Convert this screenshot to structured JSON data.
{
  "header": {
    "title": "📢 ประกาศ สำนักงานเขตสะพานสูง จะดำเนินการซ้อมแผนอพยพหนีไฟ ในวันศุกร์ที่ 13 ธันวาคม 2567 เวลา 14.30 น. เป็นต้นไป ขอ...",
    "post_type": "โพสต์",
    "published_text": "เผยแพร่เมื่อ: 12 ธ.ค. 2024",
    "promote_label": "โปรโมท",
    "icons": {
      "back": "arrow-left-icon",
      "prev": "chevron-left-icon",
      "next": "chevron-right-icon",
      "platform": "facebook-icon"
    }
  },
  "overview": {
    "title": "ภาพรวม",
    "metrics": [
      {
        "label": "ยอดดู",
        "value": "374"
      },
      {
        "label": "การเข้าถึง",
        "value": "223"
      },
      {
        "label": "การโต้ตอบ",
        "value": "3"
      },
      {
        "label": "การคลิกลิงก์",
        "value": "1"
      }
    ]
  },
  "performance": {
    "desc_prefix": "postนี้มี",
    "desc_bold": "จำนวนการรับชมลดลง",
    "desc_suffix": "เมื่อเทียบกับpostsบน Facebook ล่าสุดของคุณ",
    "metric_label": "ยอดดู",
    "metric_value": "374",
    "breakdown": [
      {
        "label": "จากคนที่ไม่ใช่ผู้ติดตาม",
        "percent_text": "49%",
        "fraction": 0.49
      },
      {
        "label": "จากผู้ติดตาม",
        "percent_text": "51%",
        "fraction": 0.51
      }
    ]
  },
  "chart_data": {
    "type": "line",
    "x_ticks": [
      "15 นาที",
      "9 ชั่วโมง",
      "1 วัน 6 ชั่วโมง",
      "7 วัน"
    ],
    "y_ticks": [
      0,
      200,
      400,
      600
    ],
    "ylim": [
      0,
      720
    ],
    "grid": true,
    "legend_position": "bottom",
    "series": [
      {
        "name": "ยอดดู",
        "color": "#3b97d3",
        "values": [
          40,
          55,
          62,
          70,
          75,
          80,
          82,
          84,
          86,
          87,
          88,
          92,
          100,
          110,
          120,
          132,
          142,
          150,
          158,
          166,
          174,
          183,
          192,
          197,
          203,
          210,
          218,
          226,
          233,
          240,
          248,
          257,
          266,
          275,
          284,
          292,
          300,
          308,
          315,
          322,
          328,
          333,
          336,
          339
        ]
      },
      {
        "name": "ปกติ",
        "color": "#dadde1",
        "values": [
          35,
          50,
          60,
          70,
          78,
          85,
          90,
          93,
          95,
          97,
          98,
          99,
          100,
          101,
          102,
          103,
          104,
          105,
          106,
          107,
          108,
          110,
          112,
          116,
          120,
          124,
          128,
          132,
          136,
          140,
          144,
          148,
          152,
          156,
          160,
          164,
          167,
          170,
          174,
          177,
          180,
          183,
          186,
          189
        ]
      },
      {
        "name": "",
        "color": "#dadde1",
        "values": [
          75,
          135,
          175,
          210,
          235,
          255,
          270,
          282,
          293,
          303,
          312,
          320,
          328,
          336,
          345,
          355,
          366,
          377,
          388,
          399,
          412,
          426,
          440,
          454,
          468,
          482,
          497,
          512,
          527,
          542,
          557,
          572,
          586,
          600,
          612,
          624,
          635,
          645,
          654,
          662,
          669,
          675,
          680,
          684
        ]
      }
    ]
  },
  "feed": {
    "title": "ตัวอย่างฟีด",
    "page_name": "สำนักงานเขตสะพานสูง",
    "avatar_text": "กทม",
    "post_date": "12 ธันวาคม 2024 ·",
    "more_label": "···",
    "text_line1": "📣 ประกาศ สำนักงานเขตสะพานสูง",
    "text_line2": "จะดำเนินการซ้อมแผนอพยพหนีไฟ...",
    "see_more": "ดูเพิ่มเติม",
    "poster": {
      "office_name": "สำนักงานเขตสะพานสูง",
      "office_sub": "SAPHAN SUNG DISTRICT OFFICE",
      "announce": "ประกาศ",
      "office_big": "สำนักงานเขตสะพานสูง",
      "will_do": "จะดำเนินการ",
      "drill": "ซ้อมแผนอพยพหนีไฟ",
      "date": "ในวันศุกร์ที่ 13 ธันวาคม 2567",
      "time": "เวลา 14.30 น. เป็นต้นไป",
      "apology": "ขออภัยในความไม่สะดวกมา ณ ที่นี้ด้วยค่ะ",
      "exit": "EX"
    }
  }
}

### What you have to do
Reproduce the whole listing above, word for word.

### Result of this exercise
Convert this screenshot to structured JSON data.
{
  "header": {
    "title": "📢 ประกาศ สำนักงานเขตสะพานสูง จะดำเนินการซ้อมแผนอพยพหนีไฟ ในวันศุกร์ที่ 13 ธันวาคม 2567 เวลา 14.30 น. เป็นต้นไป ขอ...",
    "post_type": "โพสต์",
    "published_text": "เผยแพร่เมื่อ: 12 ธ.ค. 2024",
    "promote_label": "โปรโมท",
    "icons": {
      "back": "arrow-left-icon",
      "prev": "chevron-left-icon",
      "next": "chevron-right-icon",
      "platform": "facebook-icon"
    }
  },
  "overview": {
    "title": "ภาพรวม",
    "metrics": [
      {
        "label": "ยอดดู",
        "value": "374"
      },
      {
        "label": "การเข้าถึง",
        "value": "223"
      },
      {
        "label": "การโต้ตอบ",
        "value": "3"
      },
      {
        "label": "การคลิกลิงก์",
        "value": "1"
      }
    ]
  },
  "performance": {
    "desc_prefix": "postนี้มี",
    "desc_bold": "จำนวนการรับชมลดลง",
    "desc_suffix": "เมื่อเทียบกับpostsบน Facebook ล่าสุดของคุณ",
    "metric_label": "ยอดดู",
    "metric_value": "374",
    "breakdown": [
      {
        "label": "จากคนที่ไม่ใช่ผู้ติดตาม",
        "percent_text": "49%",
        "fraction": 0.49
      },
      {
        "label": "จากผู้ติดตาม",
        "percent_text": "51%",
        "fraction": 0.51
      }
    ]
  },
  "chart_data": {
    "type": "line",
    "x_ticks": [
      "15 นาที",
      "9 ชั่วโมง",
      "1 วัน 6 ชั่วโมง",
      "7 วัน"
    ],
    "y_ticks": [
      0,
      200,
      400,
      600
    ],
    "ylim": [
      0,
      720
    ],
    "grid": true,
    "legend_position": "bottom",
    "series": [
      {
        "name": "ยอดดู",
        "color": "#3b97d3",
        "values": [
          40,
          55,
          62,
          70,
          75,
          80,
          82,
          84,
          86,
          87,
          88,
          92,
          100,
          110,
          120,
          132,
          142,
          150,
          158,
          166,
          174,
          183,
          192,
          197,
          203,
          210,
          218,
          226,
          233,
          240,
          248,
          257,
          266,
          275,
          284,
          292,
          300,
          308,
          315,
          322,
          328,
          333,
          336,
          339
        ]
      },
      {
        "name": "ปกติ",
        "color": "#dadde1",
        "values": [
          35,
          50,
          60,
          70,
          78,
          85,
          90,
          93,
          95,
          97,
          98,
          99,
          100,
          101,
          102,
          103,
          104,
          105,
          106,
          107,
          108,
          110,
          112,
          116,
          120,
          124,
          128,
          132,
          136,
          140,
          144,
          148,
          152,
          156,
          160,
          164,
          167,
          170,
          174,
          177,
          180,
          183,
          186,
          189
        ]
      },
      {
        "name": "",
        "color": "#dadde1",
        "values": [
          75,
          135,
          175,
          210,
          235,
          255,
          270,
          282,
          293,
          303,
          312,
          320,
          328,
          336,
          345,
          355,
          366,
          377,
          388,
          399,
          412,
          426,
          440,
          454,
          468,
          482,
          497,
          512,
          527,
          542,
          557,
          572,
          586,
          600,
          612,
          624,
          635,
          645,
          654,
          662,
          669,
          675,
          680,
          684
        ]
      }
    ]
  },
  "feed": {
    "title": "ตัวอย่างฟีด",
    "page_name": "สำนักงานเขตสะพานสูง",
    "avatar_text": "กทม",
    "post_date": "12 ธันวาคม 2024 ·",
    "more_label": "···",
    "text_line1": "📣 ประกาศ สำนักงานเขตสะพานสูง",
    "text_line2": "จะดำเนินการซ้อมแผนอพยพหนีไฟ...",
    "see_more": "ดูเพิ่มเติม",
    "poster": {
      "office_name": "สำนักงานเขตสะพานสูง",
      "office_sub": "SAPHAN SUNG DISTRICT OFFICE",
      "announce": "ประกาศ",
      "office_big": "สำนักงานเขตสะพานสูง",
      "will_do": "จะดำเนินการ",
      "drill": "ซ้อมแผนอพยพหนีไฟ",
      "date": "ในวันศุกร์ที่ 13 ธันวาคม 2567",
      "time": "เวลา 14.30 น. เป็นต้นไป",
      "apology": "ขออภัยในความไม่สะดวกมา ณ ที่นี้ด้วยค่ะ",
      "exit": "EX"
    }
  }
}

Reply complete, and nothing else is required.